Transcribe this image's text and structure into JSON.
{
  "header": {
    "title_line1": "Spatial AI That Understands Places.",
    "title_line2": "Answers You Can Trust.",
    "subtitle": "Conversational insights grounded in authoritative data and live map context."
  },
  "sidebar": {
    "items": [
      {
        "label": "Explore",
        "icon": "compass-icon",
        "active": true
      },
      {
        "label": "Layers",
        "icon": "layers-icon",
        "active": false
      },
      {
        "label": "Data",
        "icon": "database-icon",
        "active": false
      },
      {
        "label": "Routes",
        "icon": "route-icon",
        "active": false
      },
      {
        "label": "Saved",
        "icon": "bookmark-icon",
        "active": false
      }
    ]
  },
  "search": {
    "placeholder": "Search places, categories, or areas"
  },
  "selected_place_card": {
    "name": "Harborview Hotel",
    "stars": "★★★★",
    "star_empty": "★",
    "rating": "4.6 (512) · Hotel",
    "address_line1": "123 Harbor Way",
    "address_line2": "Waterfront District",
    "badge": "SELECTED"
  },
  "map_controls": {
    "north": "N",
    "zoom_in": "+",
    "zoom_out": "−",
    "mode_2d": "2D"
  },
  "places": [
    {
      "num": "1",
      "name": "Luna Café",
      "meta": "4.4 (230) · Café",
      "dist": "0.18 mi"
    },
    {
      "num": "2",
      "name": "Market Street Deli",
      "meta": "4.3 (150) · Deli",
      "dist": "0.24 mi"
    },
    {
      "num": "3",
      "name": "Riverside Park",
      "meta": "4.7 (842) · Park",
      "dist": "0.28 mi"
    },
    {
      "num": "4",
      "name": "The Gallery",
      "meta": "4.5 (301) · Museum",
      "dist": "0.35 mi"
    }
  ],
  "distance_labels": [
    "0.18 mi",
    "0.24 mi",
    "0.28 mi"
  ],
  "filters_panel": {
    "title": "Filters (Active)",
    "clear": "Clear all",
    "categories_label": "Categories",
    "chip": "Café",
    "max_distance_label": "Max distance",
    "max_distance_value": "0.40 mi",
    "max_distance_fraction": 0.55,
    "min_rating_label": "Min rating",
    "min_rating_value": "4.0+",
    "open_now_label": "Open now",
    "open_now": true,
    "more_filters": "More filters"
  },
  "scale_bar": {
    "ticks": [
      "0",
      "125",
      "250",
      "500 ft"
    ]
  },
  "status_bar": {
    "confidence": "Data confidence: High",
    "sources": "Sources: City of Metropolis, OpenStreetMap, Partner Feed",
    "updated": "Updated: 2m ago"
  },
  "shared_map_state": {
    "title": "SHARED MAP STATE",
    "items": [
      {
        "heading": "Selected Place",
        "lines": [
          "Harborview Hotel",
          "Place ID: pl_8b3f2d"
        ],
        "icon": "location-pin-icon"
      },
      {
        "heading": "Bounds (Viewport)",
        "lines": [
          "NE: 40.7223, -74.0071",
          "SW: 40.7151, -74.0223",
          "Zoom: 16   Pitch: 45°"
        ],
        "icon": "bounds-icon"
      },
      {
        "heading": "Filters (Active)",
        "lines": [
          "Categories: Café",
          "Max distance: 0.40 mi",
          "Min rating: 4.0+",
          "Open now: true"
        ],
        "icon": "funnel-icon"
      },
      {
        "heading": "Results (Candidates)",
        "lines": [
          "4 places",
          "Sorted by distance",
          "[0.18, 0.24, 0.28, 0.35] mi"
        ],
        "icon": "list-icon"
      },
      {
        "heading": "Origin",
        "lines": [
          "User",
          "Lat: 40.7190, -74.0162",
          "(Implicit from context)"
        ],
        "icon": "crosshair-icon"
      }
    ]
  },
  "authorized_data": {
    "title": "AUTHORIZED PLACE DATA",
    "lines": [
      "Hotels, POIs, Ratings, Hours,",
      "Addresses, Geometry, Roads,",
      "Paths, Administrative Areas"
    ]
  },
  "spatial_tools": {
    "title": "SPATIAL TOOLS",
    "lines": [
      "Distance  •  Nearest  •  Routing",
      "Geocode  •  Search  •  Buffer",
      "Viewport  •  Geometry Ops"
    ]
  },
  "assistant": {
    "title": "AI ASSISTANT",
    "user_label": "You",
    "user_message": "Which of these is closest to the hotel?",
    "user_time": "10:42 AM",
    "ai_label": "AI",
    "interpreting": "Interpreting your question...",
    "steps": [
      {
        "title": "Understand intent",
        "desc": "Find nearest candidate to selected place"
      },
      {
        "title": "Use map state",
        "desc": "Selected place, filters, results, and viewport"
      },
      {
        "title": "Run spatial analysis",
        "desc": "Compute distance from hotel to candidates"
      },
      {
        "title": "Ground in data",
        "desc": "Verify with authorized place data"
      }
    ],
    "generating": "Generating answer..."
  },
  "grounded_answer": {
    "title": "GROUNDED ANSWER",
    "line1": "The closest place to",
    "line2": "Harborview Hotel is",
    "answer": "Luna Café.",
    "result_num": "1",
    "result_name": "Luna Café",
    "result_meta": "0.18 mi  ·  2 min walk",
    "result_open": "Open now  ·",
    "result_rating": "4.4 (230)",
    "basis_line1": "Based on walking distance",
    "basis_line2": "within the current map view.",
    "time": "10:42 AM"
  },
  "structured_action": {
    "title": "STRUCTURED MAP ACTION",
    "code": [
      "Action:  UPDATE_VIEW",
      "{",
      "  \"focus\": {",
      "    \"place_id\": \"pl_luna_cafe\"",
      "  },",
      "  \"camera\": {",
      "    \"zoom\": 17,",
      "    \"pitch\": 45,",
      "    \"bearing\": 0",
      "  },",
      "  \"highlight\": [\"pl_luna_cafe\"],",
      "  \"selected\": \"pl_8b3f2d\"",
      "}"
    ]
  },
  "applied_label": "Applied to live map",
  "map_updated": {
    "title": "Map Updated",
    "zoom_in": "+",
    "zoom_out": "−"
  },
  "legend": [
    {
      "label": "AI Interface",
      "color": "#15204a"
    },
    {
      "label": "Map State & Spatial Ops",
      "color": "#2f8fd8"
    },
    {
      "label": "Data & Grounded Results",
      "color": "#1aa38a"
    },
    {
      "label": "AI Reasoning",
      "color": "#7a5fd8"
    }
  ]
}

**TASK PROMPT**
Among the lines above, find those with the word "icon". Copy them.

**OUTPUT**
        "icon": "compass-icon",
        "icon": "layers-icon",
        "icon": "database-icon",
        "icon": "route-icon",
        "icon": "bookmark-icon",
        "icon": "location-pin-icon"
        "icon": "bounds-icon"
        "icon": "funnel-icon"
        "icon": "list-icon"
        "icon": "crosshair-icon"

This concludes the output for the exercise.